How to create models of biomolecules using x-rays

Most of the two million proteins in the human body can’t be crystallized without destroying them, so they can't be visualized. That's about to change.
May 29, 2013

Fluctuation x-ray scattering is the basis of a new technique for rapidly modeling the shapes of large biological models, here demonstrated (gray envelopes) using existing diffraction data superposed on known high-resolution structures. Top left, lysine-arginine-ornithine (LAO) binding protein; top right, lysozome; bottom left, peroxiredoxin; and, bottom right, Satellite Tobacco Mosaic Virus (STMV). (Credit: Lawrence Berkeley National Laboratory)

Berkeley Lab researchers and their colleagues have created a new way to model biological molecules using x-rays.

Existing methods for solving structure largely depend on crystallized molecules, and the shapes of more than 80,000 proteins in a static state have been solved this way.

Most of the two million proteins in the human body can’t be crystallized, however, so  even their low-resolution structures are still unknown.

Now, new techniques developed by Peter Zwart and colleagues at the U.S. Department of Energy’s Lawrence Berkeley National Laboratory (Berkeley Lab) and collaborators (DOE’s Pacific Northwest National Laboratory (PNNL), Arizona State University, and the University of Wisconsin-Milwaukee) promise a better look at large biological molecules in their native, more-fluid state.

Diffraction before destruction

“Diffract before destroy” technique: numerous copies of a molecule in solution are fired across the x-ray beam of a free-electron laser. Diffraction patterns are collected just before the femtosecond x-ray pulses explode the particles…. (Credit: Lawrence Berkeley National Laboratory)

It uses data created by free-electron lasers (FELs) such as the Linac Coherent Light Source (LCLS) at SLAC National Accelerator Laboratory, or the proposed Next Generation Light Source (NGLS), light sources whose powerful x‑ray pulses are measured in quadrillionths of a second.

These pulses are faster than a molecule can rotate, so the experimental data reflects the state of the molecule frozen in time.

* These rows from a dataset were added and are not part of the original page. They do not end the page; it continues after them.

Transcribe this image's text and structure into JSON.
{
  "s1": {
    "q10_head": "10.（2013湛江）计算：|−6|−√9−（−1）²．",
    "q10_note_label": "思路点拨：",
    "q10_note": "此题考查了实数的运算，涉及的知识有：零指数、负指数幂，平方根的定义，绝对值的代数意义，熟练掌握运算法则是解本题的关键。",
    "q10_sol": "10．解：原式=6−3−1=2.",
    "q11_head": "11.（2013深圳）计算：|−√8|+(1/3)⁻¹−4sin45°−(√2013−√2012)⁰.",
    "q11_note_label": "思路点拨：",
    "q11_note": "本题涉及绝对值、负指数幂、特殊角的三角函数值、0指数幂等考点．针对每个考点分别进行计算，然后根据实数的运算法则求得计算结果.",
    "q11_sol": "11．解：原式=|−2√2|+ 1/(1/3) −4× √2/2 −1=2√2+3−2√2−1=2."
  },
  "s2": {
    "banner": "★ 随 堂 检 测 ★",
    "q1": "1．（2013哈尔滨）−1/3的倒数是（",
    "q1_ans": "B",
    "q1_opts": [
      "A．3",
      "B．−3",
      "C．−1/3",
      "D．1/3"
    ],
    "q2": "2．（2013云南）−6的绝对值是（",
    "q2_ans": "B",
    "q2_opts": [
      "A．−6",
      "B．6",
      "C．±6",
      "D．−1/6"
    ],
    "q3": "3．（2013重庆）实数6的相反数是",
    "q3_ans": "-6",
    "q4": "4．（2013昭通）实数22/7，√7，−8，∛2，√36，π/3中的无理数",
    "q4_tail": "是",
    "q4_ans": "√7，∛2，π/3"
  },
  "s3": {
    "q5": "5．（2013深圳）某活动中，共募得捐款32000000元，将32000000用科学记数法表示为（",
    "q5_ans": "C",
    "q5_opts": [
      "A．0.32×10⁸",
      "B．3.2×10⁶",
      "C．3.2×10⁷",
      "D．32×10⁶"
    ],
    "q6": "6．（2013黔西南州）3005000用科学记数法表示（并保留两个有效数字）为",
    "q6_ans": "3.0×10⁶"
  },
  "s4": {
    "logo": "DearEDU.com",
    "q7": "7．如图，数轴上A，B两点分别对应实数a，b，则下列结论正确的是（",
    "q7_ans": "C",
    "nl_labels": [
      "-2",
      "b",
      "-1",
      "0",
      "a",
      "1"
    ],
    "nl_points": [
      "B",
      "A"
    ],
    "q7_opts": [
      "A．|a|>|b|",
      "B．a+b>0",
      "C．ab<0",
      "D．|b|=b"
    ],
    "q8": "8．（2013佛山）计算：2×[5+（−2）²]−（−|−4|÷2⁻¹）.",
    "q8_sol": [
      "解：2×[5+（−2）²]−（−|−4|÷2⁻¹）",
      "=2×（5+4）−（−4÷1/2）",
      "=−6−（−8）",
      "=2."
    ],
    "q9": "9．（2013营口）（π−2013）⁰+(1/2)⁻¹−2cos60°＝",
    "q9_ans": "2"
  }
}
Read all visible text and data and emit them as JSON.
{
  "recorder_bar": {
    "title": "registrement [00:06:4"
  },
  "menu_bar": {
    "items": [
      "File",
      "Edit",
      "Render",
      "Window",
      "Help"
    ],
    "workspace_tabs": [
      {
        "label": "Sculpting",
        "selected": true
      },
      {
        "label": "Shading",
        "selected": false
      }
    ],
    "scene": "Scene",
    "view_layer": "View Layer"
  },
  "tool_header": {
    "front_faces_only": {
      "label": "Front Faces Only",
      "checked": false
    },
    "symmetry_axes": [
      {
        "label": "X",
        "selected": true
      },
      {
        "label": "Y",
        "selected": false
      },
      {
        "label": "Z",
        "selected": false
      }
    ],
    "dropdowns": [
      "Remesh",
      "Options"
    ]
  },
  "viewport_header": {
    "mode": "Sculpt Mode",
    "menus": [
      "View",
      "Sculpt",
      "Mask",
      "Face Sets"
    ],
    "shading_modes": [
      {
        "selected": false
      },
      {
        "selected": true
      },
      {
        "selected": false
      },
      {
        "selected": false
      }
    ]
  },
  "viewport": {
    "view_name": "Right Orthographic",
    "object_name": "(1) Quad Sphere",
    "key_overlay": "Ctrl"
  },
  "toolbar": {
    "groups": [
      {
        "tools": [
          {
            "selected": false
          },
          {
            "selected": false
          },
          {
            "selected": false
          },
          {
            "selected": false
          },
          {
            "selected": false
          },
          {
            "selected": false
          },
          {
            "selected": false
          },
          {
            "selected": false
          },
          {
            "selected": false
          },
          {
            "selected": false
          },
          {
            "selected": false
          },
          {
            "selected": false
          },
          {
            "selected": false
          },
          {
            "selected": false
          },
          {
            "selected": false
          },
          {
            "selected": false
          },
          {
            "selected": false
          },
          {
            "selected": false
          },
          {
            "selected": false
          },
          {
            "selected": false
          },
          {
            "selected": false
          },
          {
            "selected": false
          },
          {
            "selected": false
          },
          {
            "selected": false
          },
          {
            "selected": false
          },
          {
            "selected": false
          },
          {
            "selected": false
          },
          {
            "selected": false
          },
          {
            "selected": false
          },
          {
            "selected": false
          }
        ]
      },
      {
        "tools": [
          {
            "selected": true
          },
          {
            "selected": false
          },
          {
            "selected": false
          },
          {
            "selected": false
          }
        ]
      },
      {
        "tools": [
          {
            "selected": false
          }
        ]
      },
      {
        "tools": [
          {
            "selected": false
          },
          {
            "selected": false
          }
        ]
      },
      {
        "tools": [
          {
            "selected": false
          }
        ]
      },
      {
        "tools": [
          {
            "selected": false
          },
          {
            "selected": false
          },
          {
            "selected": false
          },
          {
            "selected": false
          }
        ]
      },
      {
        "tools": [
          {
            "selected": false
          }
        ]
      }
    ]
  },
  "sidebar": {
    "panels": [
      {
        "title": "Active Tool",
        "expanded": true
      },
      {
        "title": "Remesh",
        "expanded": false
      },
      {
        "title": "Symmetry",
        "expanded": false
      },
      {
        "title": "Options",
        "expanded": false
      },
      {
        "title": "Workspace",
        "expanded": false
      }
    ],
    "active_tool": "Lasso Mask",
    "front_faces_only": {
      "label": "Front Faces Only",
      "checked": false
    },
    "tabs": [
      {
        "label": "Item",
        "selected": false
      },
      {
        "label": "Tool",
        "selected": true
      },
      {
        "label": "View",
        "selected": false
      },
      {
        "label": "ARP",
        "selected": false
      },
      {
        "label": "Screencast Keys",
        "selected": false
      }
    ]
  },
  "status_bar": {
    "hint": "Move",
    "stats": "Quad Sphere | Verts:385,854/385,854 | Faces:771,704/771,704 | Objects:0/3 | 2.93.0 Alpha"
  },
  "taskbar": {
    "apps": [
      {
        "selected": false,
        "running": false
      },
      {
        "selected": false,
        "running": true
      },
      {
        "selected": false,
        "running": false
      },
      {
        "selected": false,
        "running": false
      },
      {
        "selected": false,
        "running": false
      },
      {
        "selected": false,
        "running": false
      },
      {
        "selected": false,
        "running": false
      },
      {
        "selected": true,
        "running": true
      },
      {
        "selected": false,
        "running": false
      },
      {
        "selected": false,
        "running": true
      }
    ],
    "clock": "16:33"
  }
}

… A 3D model is then constructed by repeatedly enlarging and removing parts of an arbitrary shape until it closely matches the average values derived from the diffraction patterns (credit: Lawrence Berkeley National Laboratory)

“It’s a technique called ‘diffract before destroy,’ because the data is collected before the particle literally blows apart,” says Zwart, a member of the Lab’s Physical Biosciences Division, and the science lead for the Berkeley Center for Structural Biology at the Advanced Light Source.

“FELs have shown they can derive structures from single particles, each hit with a single pulse, but there are major challenges to this approach.”

Instead of single particles, Zwart and his colleagues include many particles in each shot.

When analyzed by computer programs, the data from the different diffraction patterns can be combined to provide detailed insights into the structures the molecules adopt in solution.

Fluctuation x-ray scattering

The technique is an example of  fluctuation x-ray scattering (fXS), and Zwart and his colleagues have shown that data obtained this way with free-electron lasers can yield low-resolution shapes of biomolecules in close to their natural state, with much greater confidence than is currently possible with less powerful synchrotron light sources.

“Our algorithm starts with a trial model and modifies it by randomly adding or subtracting volume until the shape of the model achieves the optimum fit with the data,” Zwart says. This trial-and-error optimization technique, tested on known configurations at the LCLS, can resolve the shapes of individual macromolecules with fXS data alone.

Zwart and his former postdoc Gang Chen, working with Dongsheng Li of PNNL, have also shown that data from mixtures of different kinds of molecules can be untangled to provide clues on the structure of the individual components, forming a basis for understanding the dynamic behavior of large biological molecules working together in solution.

By understanding their structural changes, Zwart and his colleagues are developing fluctuation x-ray scattering as an indispensable tool for determining how mixtures of different proteins behave independently or in concert.

This work was supported by DOE’s Office of Science through Laboratory Directed Research and Development programs at Berkeley Lab and PNNL; the international Human Frontier Science Program; the National Science Foundation; the University of Wisconsin Research Growth Initiative; and the Chinese Academy of Sciences.